I am not over dramatizing or simplifying to state that other than the birth of my children and the marriage to my wife, this was THE most amazing heartwarming experience of good and kindness that I have ever experienced. Something I will never ever forget.
I was surrounded by only positive energy and love that was injected into every human being that attended the event. It was inspirational to see and hear the stories of the athletes, their family and friends, supporters and other volunteers.
To see Jason who finished 4th without a medal, jumping and screaming with joy because he emulated his idol Tiger Woods by beating another player on the day was remarkable. The way he celebrated on the podium was simply positivity at a level I have never seen; this is surely what life is about.

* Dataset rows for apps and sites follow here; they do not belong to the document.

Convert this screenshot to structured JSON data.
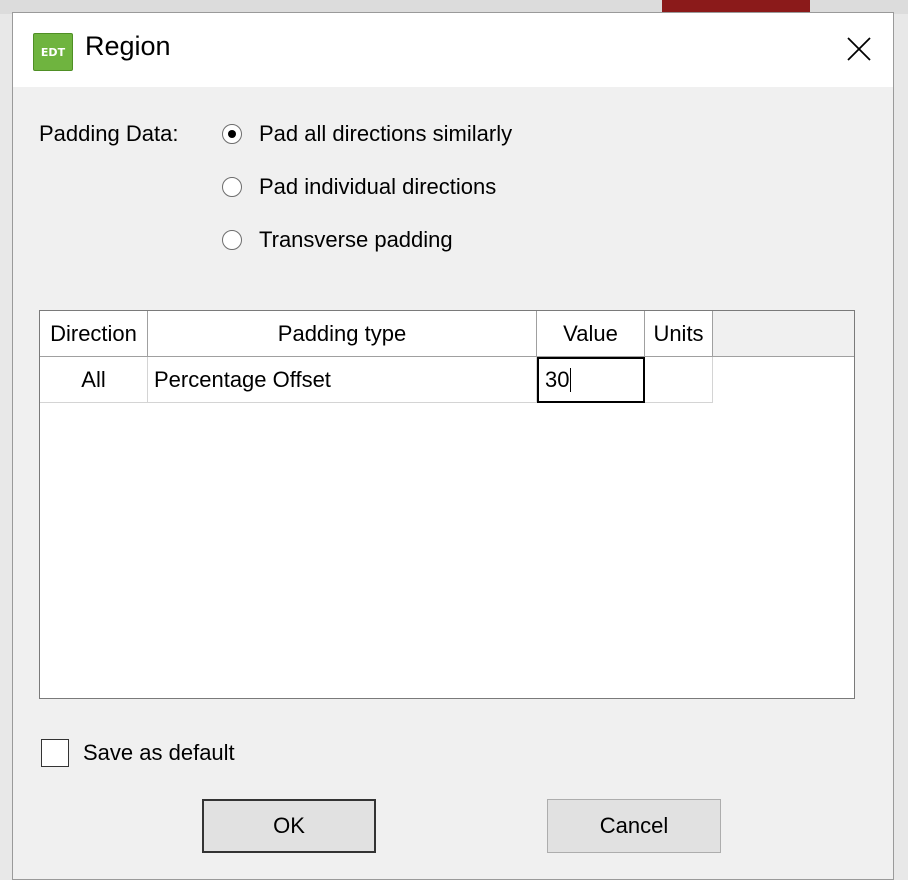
{
  "window": {
    "title": "Region",
    "icon_label": "EDT",
    "icon_name": "edt-app-icon",
    "close_icon": "close-icon"
  },
  "padding": {
    "label": "Padding Data:",
    "options": [
      {
        "label": "Pad all directions similarly",
        "checked": true
      },
      {
        "label": "Pad individual directions",
        "checked": false
      },
      {
        "label": "Transverse padding",
        "checked": false
      }
    ]
  },
  "table": {
    "headers": [
      "Direction",
      "Padding type",
      "Value",
      "Units"
    ],
    "rows": [
      {
        "direction": "All",
        "padding_type": "Percentage Offset",
        "value": "30",
        "units": ""
      }
    ]
  },
  "save_default": {
    "label": "Save as default",
    "checked": false
  },
  "buttons": {
    "ok": "OK",
    "cancel": "Cancel"
  },
  "colors": {
    "window_bg": "#f0f0f0",
    "titlebar_bg": "#ffffff",
    "icon_green": "#6fb43f",
    "backdrop_red": "#8b1a1a"
  }
}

Has the experience changed me? Well I certainly feel I am a better human being for being part of this wonderful spectacle. If nothing else it reminded me of the benefits of trying new things. I implore each and everyone one of you, step out of your normal comfort zone and try the joy of doing something new for the first time. Search out to people and just do one good thing, make a coffee for your colleague, be spontaneous, go to somewhere you’ve never been to before, start a conversation with a stranger.
It might rain, we might lose a client, we may even get angry with each other, but all this isn’t important in the context of the experience I’ve just been part of. As I sit here writing this, I think of Chad, and Jason who’s my personal memories will outlast many of the insignificant encounters I call times to remember.
…and to finish where I began, Amanda Patterson is an Olympic Bronze medalist. More importantly Amanda is a reminder that in a world of negativity, oppression and materialism there is also a world where there is a positive spirit in which human kindness, self-belief and positivity lives stronger in those that are far worse off than the average person. To quote the son of Special Olympics founder Eunice Kennedy Shriver in his speech at the closing ceremony at Zayed Sports City Stadium, ‘Be strong. Be ready. Be you and be free’.
MullenLowe, Managing Director, Middle East & North Africa